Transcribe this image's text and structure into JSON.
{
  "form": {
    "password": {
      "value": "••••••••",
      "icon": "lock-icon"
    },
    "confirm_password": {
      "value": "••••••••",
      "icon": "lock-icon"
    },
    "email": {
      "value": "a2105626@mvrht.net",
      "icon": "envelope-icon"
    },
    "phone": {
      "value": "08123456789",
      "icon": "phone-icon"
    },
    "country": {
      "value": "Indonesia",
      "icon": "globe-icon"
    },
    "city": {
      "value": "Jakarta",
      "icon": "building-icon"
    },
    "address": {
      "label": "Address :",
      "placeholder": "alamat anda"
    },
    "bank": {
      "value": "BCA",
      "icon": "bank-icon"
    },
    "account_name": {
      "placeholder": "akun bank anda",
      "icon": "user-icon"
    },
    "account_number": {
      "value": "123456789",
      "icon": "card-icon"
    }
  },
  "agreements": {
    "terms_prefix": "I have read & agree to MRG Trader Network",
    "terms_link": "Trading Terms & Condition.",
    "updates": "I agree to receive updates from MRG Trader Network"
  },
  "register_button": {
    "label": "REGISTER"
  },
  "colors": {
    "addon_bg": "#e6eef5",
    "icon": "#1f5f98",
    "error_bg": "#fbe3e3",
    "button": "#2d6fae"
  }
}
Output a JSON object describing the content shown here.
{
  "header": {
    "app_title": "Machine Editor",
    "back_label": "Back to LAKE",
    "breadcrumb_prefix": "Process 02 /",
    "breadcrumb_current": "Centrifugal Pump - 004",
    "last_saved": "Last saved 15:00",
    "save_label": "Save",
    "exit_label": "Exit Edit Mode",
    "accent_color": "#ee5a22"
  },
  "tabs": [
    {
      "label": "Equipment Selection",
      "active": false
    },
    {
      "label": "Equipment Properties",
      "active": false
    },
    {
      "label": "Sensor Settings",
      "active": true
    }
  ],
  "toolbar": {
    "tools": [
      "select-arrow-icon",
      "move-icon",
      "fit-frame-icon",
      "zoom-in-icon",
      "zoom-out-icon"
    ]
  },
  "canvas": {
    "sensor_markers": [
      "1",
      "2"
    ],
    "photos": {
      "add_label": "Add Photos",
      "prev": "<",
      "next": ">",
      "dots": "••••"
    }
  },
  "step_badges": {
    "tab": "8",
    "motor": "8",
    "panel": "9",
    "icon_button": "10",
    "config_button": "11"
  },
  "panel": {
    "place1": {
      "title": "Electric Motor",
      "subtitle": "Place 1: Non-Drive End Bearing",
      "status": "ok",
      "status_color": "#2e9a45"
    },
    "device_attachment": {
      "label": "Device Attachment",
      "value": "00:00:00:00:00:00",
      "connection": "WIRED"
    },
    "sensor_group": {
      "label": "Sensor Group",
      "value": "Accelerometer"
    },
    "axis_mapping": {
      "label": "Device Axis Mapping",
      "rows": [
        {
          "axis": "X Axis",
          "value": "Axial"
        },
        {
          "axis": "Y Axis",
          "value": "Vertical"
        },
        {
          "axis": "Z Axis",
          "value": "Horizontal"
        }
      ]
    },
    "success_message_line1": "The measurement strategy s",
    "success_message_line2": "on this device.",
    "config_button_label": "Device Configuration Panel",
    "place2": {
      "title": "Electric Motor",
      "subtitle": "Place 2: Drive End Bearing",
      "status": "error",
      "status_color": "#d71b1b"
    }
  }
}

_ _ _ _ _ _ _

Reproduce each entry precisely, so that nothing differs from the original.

Result of this exercise =
Transcribe this image's text and structure into JSON.
{
  "form": {
    "password": {
      "value": "••••••••",
      "icon": "lock-icon"
    },
    "confirm_password": {
      "value": "••••••••",
      "icon": "lock-icon"
    },
    "email": {
      "value": "a2105626@mvrht.net",
      "icon": "envelope-icon"
    },
    "phone": {
      "value": "08123456789",
      "icon": "phone-icon"
    },
    "country": {
      "value": "Indonesia",
      "icon": "globe-icon"
    },
    "city": {
      "value": "Jakarta",
      "icon": "building-icon"
    },
    "address": {
      "label": "Address :",
      "placeholder": "alamat anda"
    },
    "bank": {
      "value": "BCA",
      "icon": "bank-icon"
    },
    "account_name": {
      "placeholder": "akun bank anda",
      "icon": "user-icon"
    },
    "account_number": {
      "value": "123456789",
      "icon": "card-icon"
    }
  },
  "agreements": {
    "terms_prefix": "I have read & agree to MRG Trader Network",
    "terms_link": "Trading Terms & Condition.",
    "updates": "I agree to receive updates from MRG Trader Network"
  },
  "register_button": {
    "label": "REGISTER"
  },
  "colors": {
    "addon_bg": "#e6eef5",
    "icon": "#1f5f98",
    "error_bg": "#fbe3e3",
    "button": "#2d6fae"
  }
}
Output a JSON object describing the content shown here.
{
  "header": {
    "app_title": "Machine Editor",
    "back_label": "Back to LAKE",
    "breadcrumb_prefix": "Process 02 /",
    "breadcrumb_current": "Centrifugal Pump - 004",
    "last_saved": "Last saved 15:00",
    "save_label": "Save",
    "exit_label": "Exit Edit Mode",
    "accent_color": "#ee5a22"
  },
  "tabs": [
    {
      "label": "Equipment Selection",
      "active": false
    },
    {
      "label": "Equipment Properties",
      "active": false
    },
    {
      "label": "Sensor Settings",
      "active": true
    }
  ],
  "toolbar": {
    "tools": [
      "select-arrow-icon",
      "move-icon",
      "fit-frame-icon",
      "zoom-in-icon",
      "zoom-out-icon"
    ]
  },
  "canvas": {
    "sensor_markers": [
      "1",
      "2"
    ],
    "photos": {
      "add_label": "Add Photos",
      "prev": "<",
      "next": ">",
      "dots": "••••"
    }
  },
  "step_badges": {
    "tab": "8",
    "motor": "8",
    "panel": "9",
    "icon_button": "10",
    "config_button": "11"
  },
  "panel": {
    "place1": {
      "title": "Electric Motor",
      "subtitle": "Place 1: Non-Drive End Bearing",
      "status": "ok",
      "status_color": "#2e9a45"
    },
    "device_attachment": {
      "label": "Device Attachment",
      "value": "00:00:00:00:00:00",
      "connection": "WIRED"
    },
    "sensor_group": {
      "label": "Sensor Group",
      "value": "Accelerometer"
    },
    "axis_mapping": {
      "label": "Device Axis Mapping",
      "rows": [
        {
          "axis": "X Axis",
          "value": "Axial"
        },
        {
          "axis": "Y Axis",
          "value": "Vertical"
        },
        {
          "axis": "Z Axis",
          "value": "Horizontal"
        }
      ]
    },
    "success_message_line1": "The measurement strategy s",
    "success_message_line2": "on this device.",
    "config_button_label": "Device Configuration Panel",
    "place2": {
      "title": "Electric Motor",
      "subtitle": "Place 2: Drive End Bearing",
      "status": "error",
      "status_color": "#d71b1b"
    }
  }
}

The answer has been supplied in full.